**What you have to do:** Your answer must be an exact copy of the records, minus any pictures.

**Entries shown:**
[Start of section]

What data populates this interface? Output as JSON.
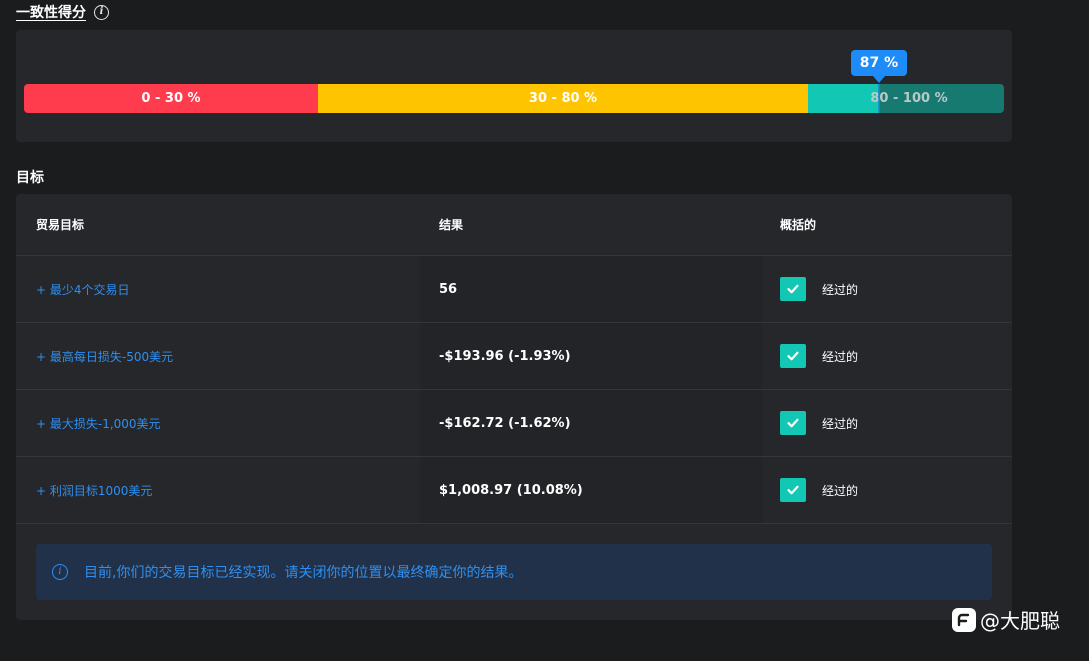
{
  "score": {
    "title": "一致性得分",
    "info_icon": "i",
    "value_label": "87 %",
    "value_percent": 87,
    "segments": [
      {
        "label": "0 - 30 %",
        "color": "#ff3b4e"
      },
      {
        "label": "30 - 80 %",
        "color": "#ffc400"
      },
      {
        "label": "80 - 100 %",
        "color": "#12c7b4"
      }
    ]
  },
  "objectives": {
    "title": "目标",
    "headers": {
      "goal": "贸易目标",
      "result": "结果",
      "summary": "概括的"
    },
    "rows": [
      {
        "goal": "+ 最少4个交易日",
        "result": "56",
        "status": "经过的"
      },
      {
        "goal": "+ 最高每日损失-500美元",
        "result": "-$193.96 (-1.93%)",
        "status": "经过的"
      },
      {
        "goal": "+ 最大损失-1,000美元",
        "result": "-$162.72 (-1.62%)",
        "status": "经过的"
      },
      {
        "goal": "+ 利润目标1000美元",
        "result": "$1,008.97 (10.08%)",
        "status": "经过的"
      }
    ],
    "notice": "目前,你们的交易目标已经实现。请关闭你的位置以最终确定你的结果。"
  },
  "watermark": {
    "text": "@大肥聪",
    "icon": "brand-logo-icon"
  },
  "colors": {
    "accent_blue": "#1d8cf8",
    "pass_green": "#12c7b4",
    "link_blue": "#2f8ff0"
  }
}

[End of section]

**Answer to this problem:**
What data populates this interface? Output as JSON.
{
  "score": {
    "title": "一致性得分",
    "info_icon": "i",
    "value_label": "87 %",
    "value_percent": 87,
    "segments": [
      {
        "label": "0 - 30 %",
        "color": "#ff3b4e"
      },
      {
        "label": "30 - 80 %",
        "color": "#ffc400"
      },
      {
        "label": "80 - 100 %",
        "color": "#12c7b4"
      }
    ]
  },
  "objectives": {
    "title": "目标",
    "headers": {
      "goal": "贸易目标",
      "result": "结果",
      "summary": "概括的"
    },
    "rows": [
      {
        "goal": "+ 最少4个交易日",
        "result": "56",
        "status": "经过的"
      },
      {
        "goal": "+ 最高每日损失-500美元",
        "result": "-$193.96 (-1.93%)",
        "status": "经过的"
      },
      {
        "goal": "+ 最大损失-1,000美元",
        "result": "-$162.72 (-1.62%)",
        "status": "经过的"
      },
      {
        "goal": "+ 利润目标1000美元",
        "result": "$1,008.97 (10.08%)",
        "status": "经过的"
      }
    ],
    "notice": "目前,你们的交易目标已经实现。请关闭你的位置以最终确定你的结果。"
  },
  "watermark": {
    "text": "@大肥聪",
    "icon": "brand-logo-icon"
  },
  "colors": {
    "accent_blue": "#1d8cf8",
    "pass_green": "#12c7b4",
    "link_blue": "#2f8ff0"
  }
}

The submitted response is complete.